#### Your assignment
Work out how many lines below contain the word "chevron", then give that number alone.
(Data excerpts)
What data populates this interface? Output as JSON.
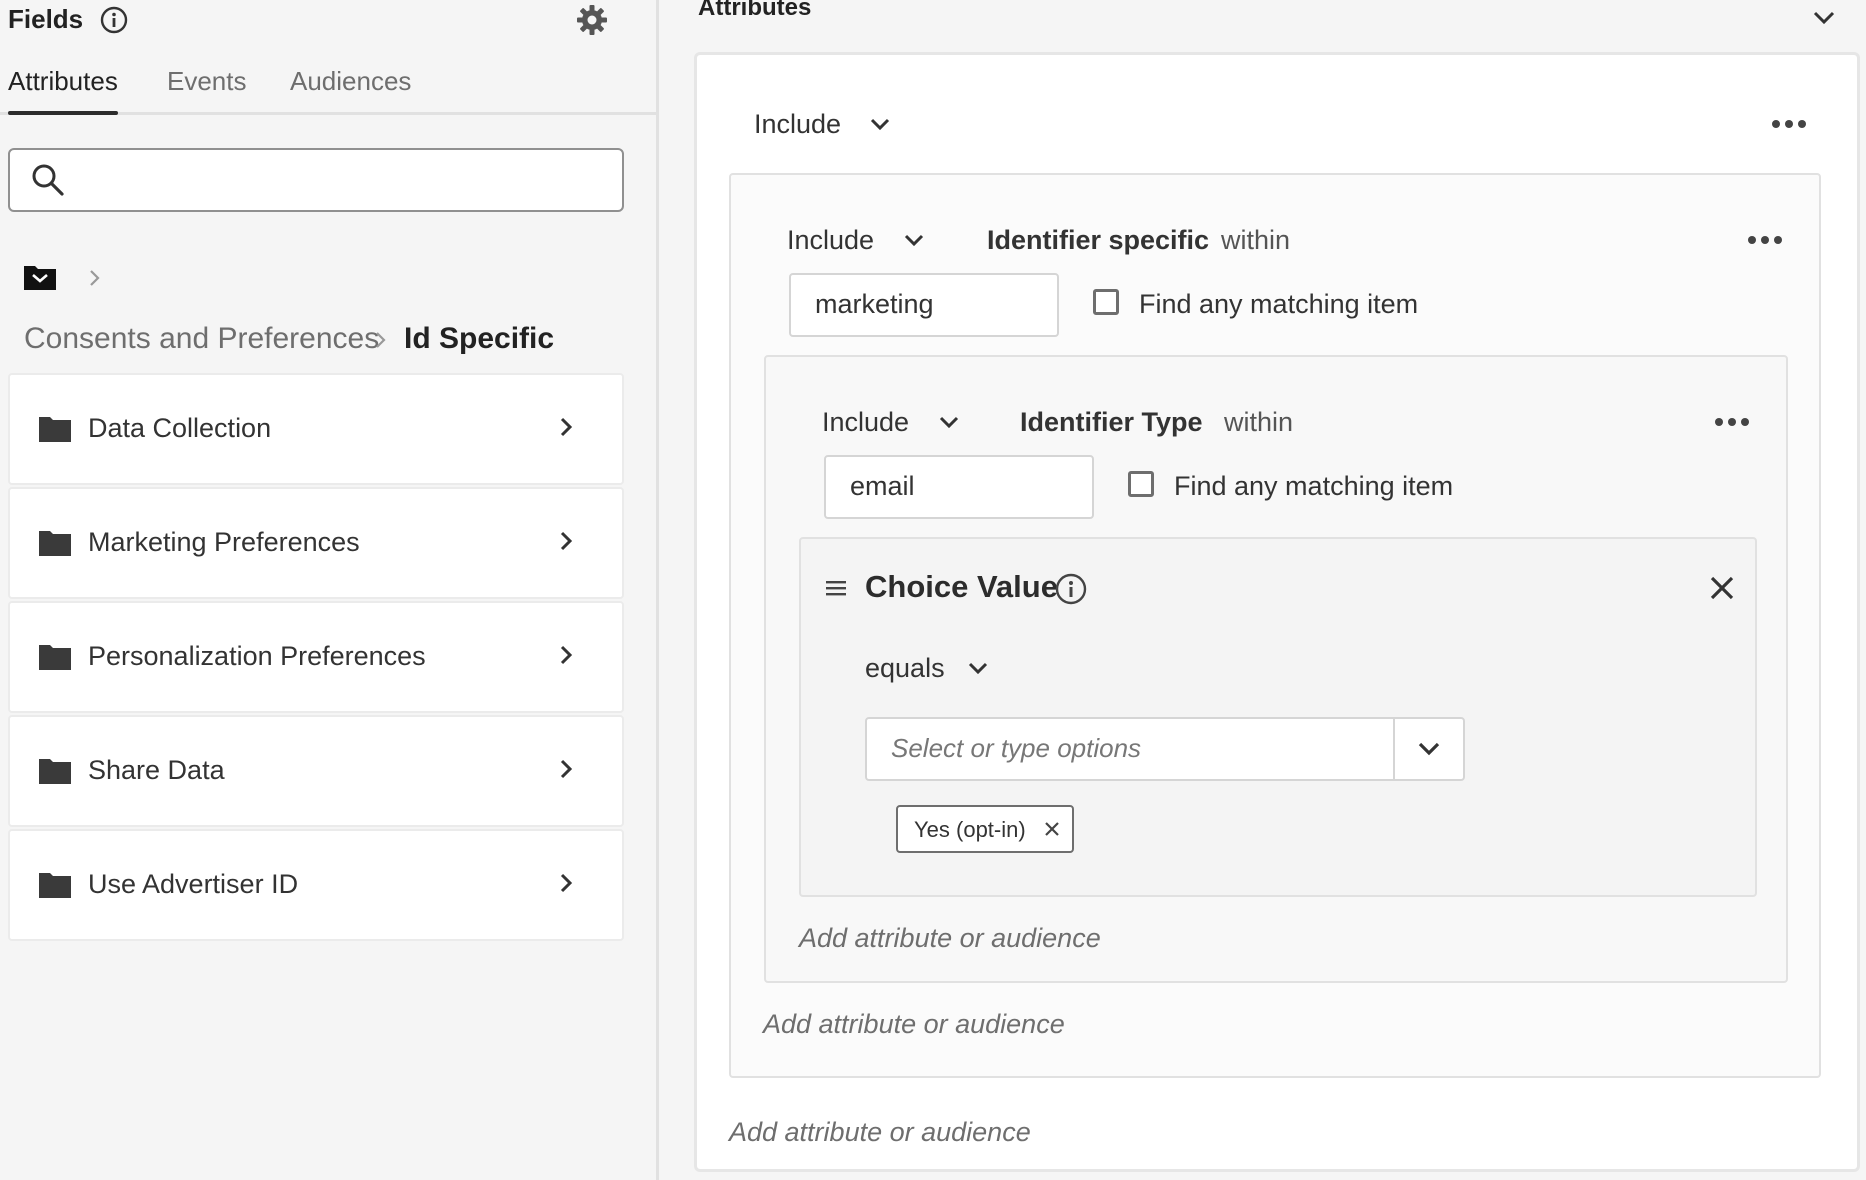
{
  "left_panel": {
    "title": "Fields",
    "tabs": [
      {
        "label": "Attributes",
        "active": true
      },
      {
        "label": "Events",
        "active": false
      },
      {
        "label": "Audiences",
        "active": false
      }
    ],
    "search": {
      "value": "",
      "placeholder": ""
    },
    "breadcrumb": {
      "parent": "Consents and Preferences",
      "current": "Id Specific"
    },
    "folders": [
      {
        "label": "Data Collection"
      },
      {
        "label": "Marketing Preferences"
      },
      {
        "label": "Personalization Preferences"
      },
      {
        "label": "Share Data"
      },
      {
        "label": "Use Advertiser ID"
      }
    ]
  },
  "right_panel": {
    "heading": "Attributes",
    "outer_container": {
      "operator": "Include",
      "add_label": "Add attribute or audience"
    },
    "container_1": {
      "operator": "Include",
      "field_label": "Identifier specific",
      "within_label": "within",
      "value": "marketing",
      "checkbox_label": "Find any matching item",
      "checkbox_checked": false,
      "add_label": "Add attribute or audience"
    },
    "container_2": {
      "operator": "Include",
      "field_label": "Identifier Type",
      "within_label": "within",
      "value": "email",
      "checkbox_label": "Find any matching item",
      "checkbox_checked": false,
      "add_label": "Add attribute or audience"
    },
    "condition": {
      "title": "Choice Value",
      "operator": "equals",
      "options_placeholder": "Select or type options",
      "selected_tags": [
        "Yes (opt-in)"
      ]
    }
  },
  "colors": {
    "background": "#f5f5f5",
    "card": "#ffffff",
    "border": "#e1e1e1",
    "text": "#2c2c2c",
    "muted": "#6e6e6e"
  },
  "icons": [
    "info-icon",
    "gear-icon",
    "search-icon",
    "folder-icon",
    "chevron-right-icon",
    "chevron-down-icon",
    "more-icon",
    "drag-handle-icon",
    "close-icon"
  ]
}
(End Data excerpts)
#### Final answer
2